The Duke Global Health Institute is a natural fit. Bill and I started our foundation because we wanted to fight inequity, and global health is one realm where inequities stand out. If smart young people start focusing on health inequities, I am confident the gaps between rich and poor around the world will get narrower very quickly.
How did your time at Duke develop and shape you as a person? Is there something you took away from your education here that has stood you in good stead through the years, either personally or professionally?
I was one of the few female computer science majors, back at a time when nobody was talking about women in STEM fields—but I never felt out of place at Duke. There was just no stigma attached to what I was doing, either inside or outside the department.
I learned to work with male colleagues with many different styles and found I really enjoyed managing teams. As a result, I was confident enough to go on to become one of the few female leaders at Microsoft in its early days.
During my time at Duke I learned how it felt to be supported as a young woman with big ideas, and I want every woman—everywhere—to be able to feel that. When they do, there’s no telling what impact they’ll have on the world.
Why is giving important at a place like Duke?
Duke accomplishes so much with the money it’s given. When you’re a student here, you are surrounded not just by great faculty and great programs, but also by great classmates who push you to do more than you thought you could.
I got a letter a couple months ago from a mother whose daughter was named a Duke University Scholar last year. The mother talked about the very difficult challenges her family faced, and she described the sacrifices she made so that her daughter could grow into the kind, caring, sensitive woman she knew she could be.

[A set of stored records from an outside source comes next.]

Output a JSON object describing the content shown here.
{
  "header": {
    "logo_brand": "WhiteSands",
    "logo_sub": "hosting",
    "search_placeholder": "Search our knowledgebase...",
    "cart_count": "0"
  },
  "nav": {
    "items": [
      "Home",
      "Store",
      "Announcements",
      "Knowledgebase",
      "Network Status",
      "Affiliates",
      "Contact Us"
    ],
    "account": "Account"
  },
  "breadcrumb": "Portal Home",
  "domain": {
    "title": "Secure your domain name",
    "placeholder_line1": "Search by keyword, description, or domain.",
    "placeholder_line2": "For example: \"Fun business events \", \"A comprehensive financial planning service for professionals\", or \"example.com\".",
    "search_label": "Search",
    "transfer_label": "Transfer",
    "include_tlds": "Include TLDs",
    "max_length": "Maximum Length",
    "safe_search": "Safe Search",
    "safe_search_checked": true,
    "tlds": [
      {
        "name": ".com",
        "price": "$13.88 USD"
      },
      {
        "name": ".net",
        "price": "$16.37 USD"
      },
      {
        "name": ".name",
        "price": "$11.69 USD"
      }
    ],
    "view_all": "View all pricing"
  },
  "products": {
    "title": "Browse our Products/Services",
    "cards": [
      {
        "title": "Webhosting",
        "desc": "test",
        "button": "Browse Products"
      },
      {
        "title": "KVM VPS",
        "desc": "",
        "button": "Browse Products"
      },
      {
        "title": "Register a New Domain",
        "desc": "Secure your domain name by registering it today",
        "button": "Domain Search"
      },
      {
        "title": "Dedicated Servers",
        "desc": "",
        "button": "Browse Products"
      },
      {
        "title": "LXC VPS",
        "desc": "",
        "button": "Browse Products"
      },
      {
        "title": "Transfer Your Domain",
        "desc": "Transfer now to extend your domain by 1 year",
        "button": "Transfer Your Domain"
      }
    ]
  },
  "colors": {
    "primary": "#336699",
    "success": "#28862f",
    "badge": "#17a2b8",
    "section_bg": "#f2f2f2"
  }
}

Now that the University Scholars Program was supporting and encouraging her daughter, this woman said that she could focus on getting out of her current situation and finding a career and, she hoped, happiness.
There’s nothing in the world better than getting a letter like that. I know that this girl will go on to accomplish great things, in part because of her talent, in part because of her mother’s dedication, and in part because of Duke.
Do you have any advice for current students?
When I was at Duke, my peers and I weren’t very aware of the rest of the world. I knew there was a famine in Ethiopia, for example, but I thought it was a far-away problem that didn’t really concern me.
I wish I’d understood earlier how much there is to be gained from seeing the world in different ways. The time I’ve spent traveling and meeting people in countries around the world has been some of the most rewarding of my life.
So I’d encourage students to seek experiences outside what they’re used to and outside their comfort zones. That’s why I’ve been so involved with DukeEngage. The more you learn about different kinds of people and situations, the more you’ll feel compelled to do something, and the richer your own life will be.
Anything else you’d like to add?
Just that I can’t wait to see what Duke and the Global Health Institute do next!